We spent the next few days listening to great live music, touring the city, joining impromptu street parades, and playing "Katrina paparazzi," photographing storm damage in various neighborhoods. I've seen a lot about the storm damage on the news and heard it on the radio, but it was really incredible to see it there in person. To give you an idea: In the middle of a halfway-rebuilt neighborhood, we saw one house that was basically a shell. The outer walls were up, but there was no roof, and the front door was hanging off the hinges, so you could see that on the inside it was stripped down to the studs. But there was still a mailbox next to the front door, and the mailman had delivered that week's JC Penney ad. (Neither snow, nor rain, nor the fact that a house is uninhabited...)

That kind of sums up my impression New Orleans. Overall, I loved the city, the music, the old houses with their amazing gardens, the atmosphere...I had a fantastic time there, but there's this sense that...well, that there is no sense. There's this wildness to it that is at once appealing and appalling. I don't really know how to put that into words, but there's my attempt.

My interviews in New Orleans were amazing. Obviously, people had pretty incredible stories about Katrina, but more than that, I was blown away by their attitude about it, which was basically, well, nothing worse than that's going to happen. My last interview was with a guy named Mike Read at his office in downtown New Orleans. His daughter Lauren was in my class at ND, though we didn't know each other, but two years she had complications after surgery, and she is now a quadriplegic. At first, they thought she'd be in a vegetative state for the rest of her life, and they even pulled the plug a couple of times, but she survived. She's come a long way, and she still can't talk, but she can understand what is going on around her. She was in the hospital when Katrina hit, and through a series of miracles, she survived and was evacuated, after the hospital lost power, water, etc. And he tells me this harrowing story of her evacuation and everything they went through, and then he tells me that they're so glad it happened. While I was picking my jaw up off the floor, he explained that the doctors and nurses in Baton Rouge told them about new treatments for Lauren, and they actually hired one of the nurses to come care for her at their home four days a week. I'm leaving out most of the details, but it was an incredible interview. I packed up my gear, and then we stood at the window in his office watching a protest in front of City Hall turn into a riot.

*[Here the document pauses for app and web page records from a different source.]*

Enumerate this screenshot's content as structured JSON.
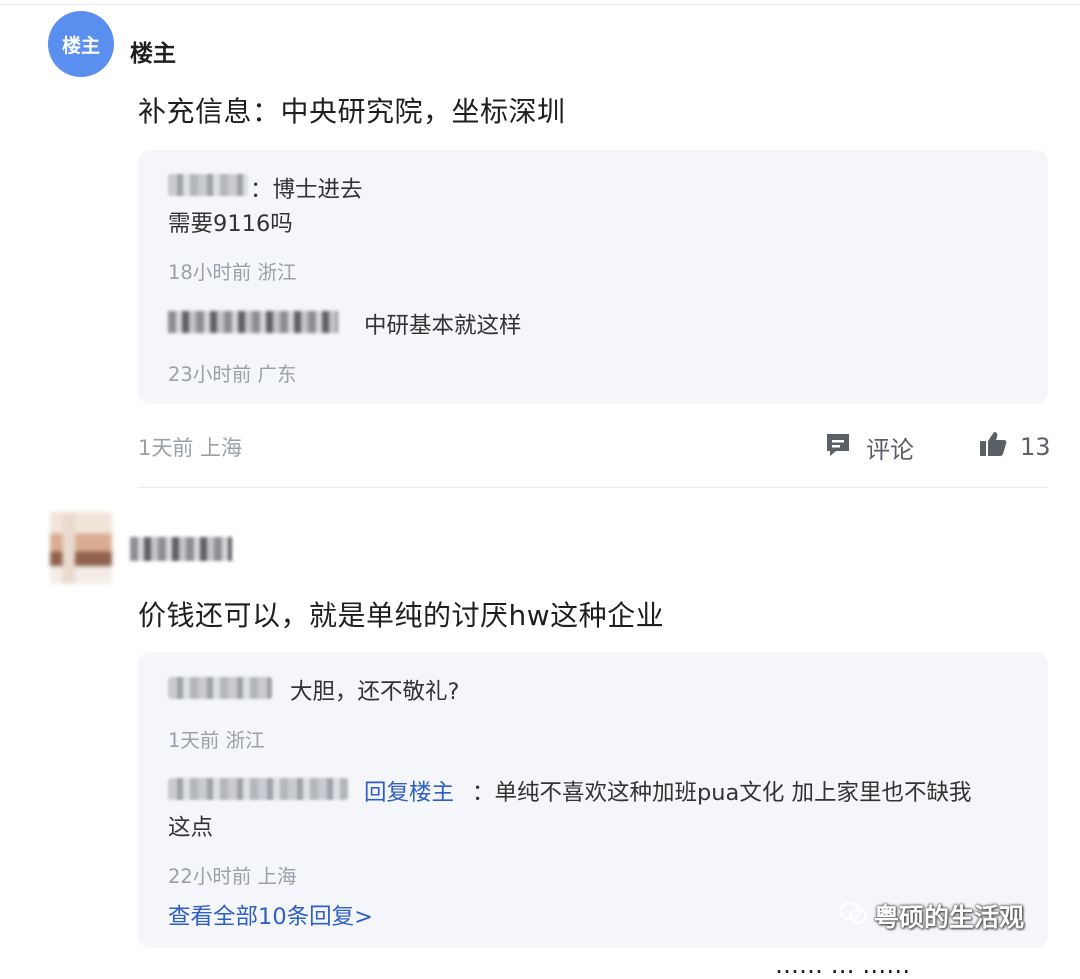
{
  "post1": {
    "avatar_text": "楼主",
    "username": "楼主",
    "text": "补充信息：中央研究院，坐标深圳",
    "replies": [
      {
        "text": "：博士进去",
        "text_line2": "需要9116吗",
        "meta": "18小时前 浙江"
      },
      {
        "text": "中研基本就这样",
        "meta": "23小时前 广东"
      }
    ],
    "meta": "1天前 上海",
    "comment_label": "评论",
    "like_count": "13"
  },
  "post2": {
    "text": "价钱还可以，就是单纯的讨厌hw这种企业",
    "replies": [
      {
        "text": "大胆，还不敬礼?",
        "meta": "1天前 浙江"
      },
      {
        "reply_to": "回复楼主",
        "text": "：单纯不喜欢这种加班pua文化 加上家里也不缺我",
        "text_line2": "这点",
        "meta": "22小时前 上海"
      }
    ],
    "view_all": "查看全部10条回复>"
  },
  "watermark": "粤硕的生活观",
  "cut_off_text": "…… … ……"
}
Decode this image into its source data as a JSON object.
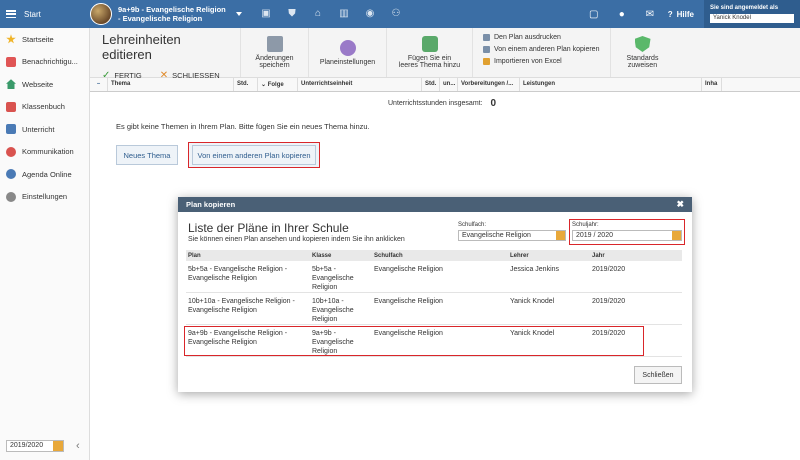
{
  "topbar": {
    "start_label": "Start",
    "class_title_line1": "9a+9b - Evangelische Religion",
    "class_title_line2": "- Evangelische Religion",
    "icons": [
      "briefcase-icon",
      "shield-icon",
      "institution-icon",
      "chart-icon",
      "badge-icon",
      "people-icon"
    ],
    "right_icons": [
      "screen-icon",
      "chat-icon",
      "mail-icon",
      "help-icon"
    ],
    "help_label": "Hilfe",
    "logged_in_label": "Sie sind angemeldet als",
    "user_name": "Yanick Knodel"
  },
  "sidebar": {
    "items": [
      {
        "label": "Startseite",
        "icon": "star-icon",
        "color": "#f0b429"
      },
      {
        "label": "Benachrichtigu...",
        "icon": "bell-icon",
        "color": "#e05555"
      },
      {
        "label": "Webseite",
        "icon": "home-icon",
        "color": "#3a9a6a"
      },
      {
        "label": "Klassenbuch",
        "icon": "book-icon",
        "color": "#d9534f"
      },
      {
        "label": "Unterricht",
        "icon": "folder-icon",
        "color": "#4a7ab5"
      },
      {
        "label": "Kommunikation",
        "icon": "chat-icon",
        "color": "#d9534f"
      },
      {
        "label": "Agenda Online",
        "icon": "check-icon",
        "color": "#4a7ab5"
      },
      {
        "label": "Einstellungen",
        "icon": "gear-icon",
        "color": "#888888"
      }
    ],
    "year": "2019/2020"
  },
  "toolbar": {
    "title": "Lehreinheiten editieren",
    "fertig": "FERTIG",
    "schliessen": "SCHLIESSEN",
    "save_line1": "Änderungen",
    "save_line2": "speichern",
    "plan_settings": "Planeinstellungen",
    "add_theme_line1": "Fügen Sie ein",
    "add_theme_line2": "leeres Thema hinzu",
    "print_plan": "Den Plan ausdrucken",
    "copy_plan": "Von einem anderen Plan kopieren",
    "import_excel": "Importieren von Excel",
    "standards_line1": "Standards",
    "standards_line2": "zuweisen"
  },
  "grid": {
    "columns": [
      "Thema",
      "Std.",
      "Folge",
      "Unterrichtseinheit",
      "Std.",
      "un...",
      "Vorbereitungen /...",
      "Leistungen",
      "Inha"
    ],
    "total_label": "Unterrichtsstunden insgesamt:",
    "total_value": "0",
    "empty_message": "Es gibt keine Themen in Ihrem Plan. Bitte fügen Sie ein neues Thema hinzu.",
    "new_theme_button": "Neues Thema",
    "copy_plan_button": "Von einem anderen Plan kopieren"
  },
  "dialog": {
    "header": "Plan kopieren",
    "title": "Liste der Pläne in Ihrer Schule",
    "subtitle": "Sie können einen Plan ansehen und kopieren indem Sie ihn anklicken",
    "subject_label": "Schulfach:",
    "subject_value": "Evangelische Religion",
    "year_label": "Schuljahr:",
    "year_value": "2019 / 2020",
    "columns": [
      "Plan",
      "Klasse",
      "Schulfach",
      "Lehrer",
      "Jahr"
    ],
    "rows": [
      {
        "plan1": "5b+5a - Evangelische Religion -",
        "plan2": "Evangelische Religion",
        "klasse1": "5b+5a -",
        "klasse2": "Evangelische",
        "klasse3": "Religion",
        "fach": "Evangelische Religion",
        "lehrer": "Jessica Jenkins",
        "jahr": "2019/2020"
      },
      {
        "plan1": "10b+10a - Evangelische Religion -",
        "plan2": "Evangelische Religion",
        "klasse1": "10b+10a -",
        "klasse2": "Evangelische",
        "klasse3": "Religion",
        "fach": "Evangelische Religion",
        "lehrer": "Yanick Knodel",
        "jahr": "2019/2020"
      },
      {
        "plan1": "9a+9b - Evangelische Religion -",
        "plan2": "Evangelische Religion",
        "klasse1": "9a+9b -",
        "klasse2": "Evangelische",
        "klasse3": "Religion",
        "fach": "Evangelische Religion",
        "lehrer": "Yanick Knodel",
        "jahr": "2019/2020"
      }
    ],
    "close_button": "Schließen"
  },
  "colors": {
    "topbar": "#3b6ea5",
    "dialog_header": "#4a6076",
    "highlight": "#d9262a",
    "spinner": "#e8a83a"
  }
}
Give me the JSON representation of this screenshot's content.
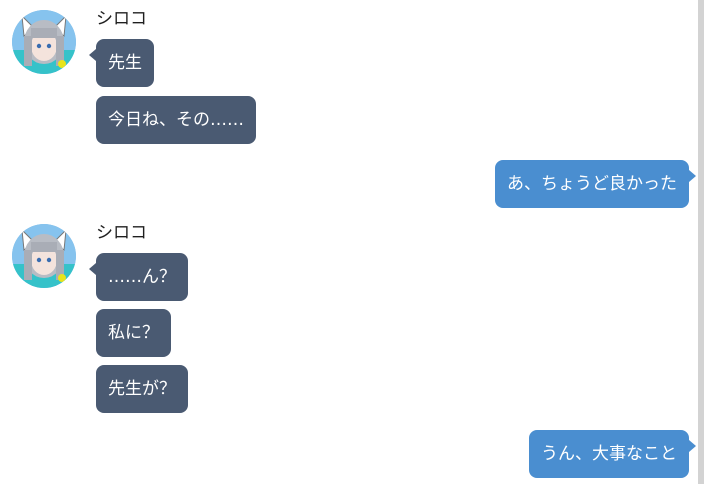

That's all I'm going to write about New Orleans. I'm currently suffering from a Christmas cookie-induced writer's block, and I just can't see putting all of the bizarre, amazing things that happened there into coherent sentences.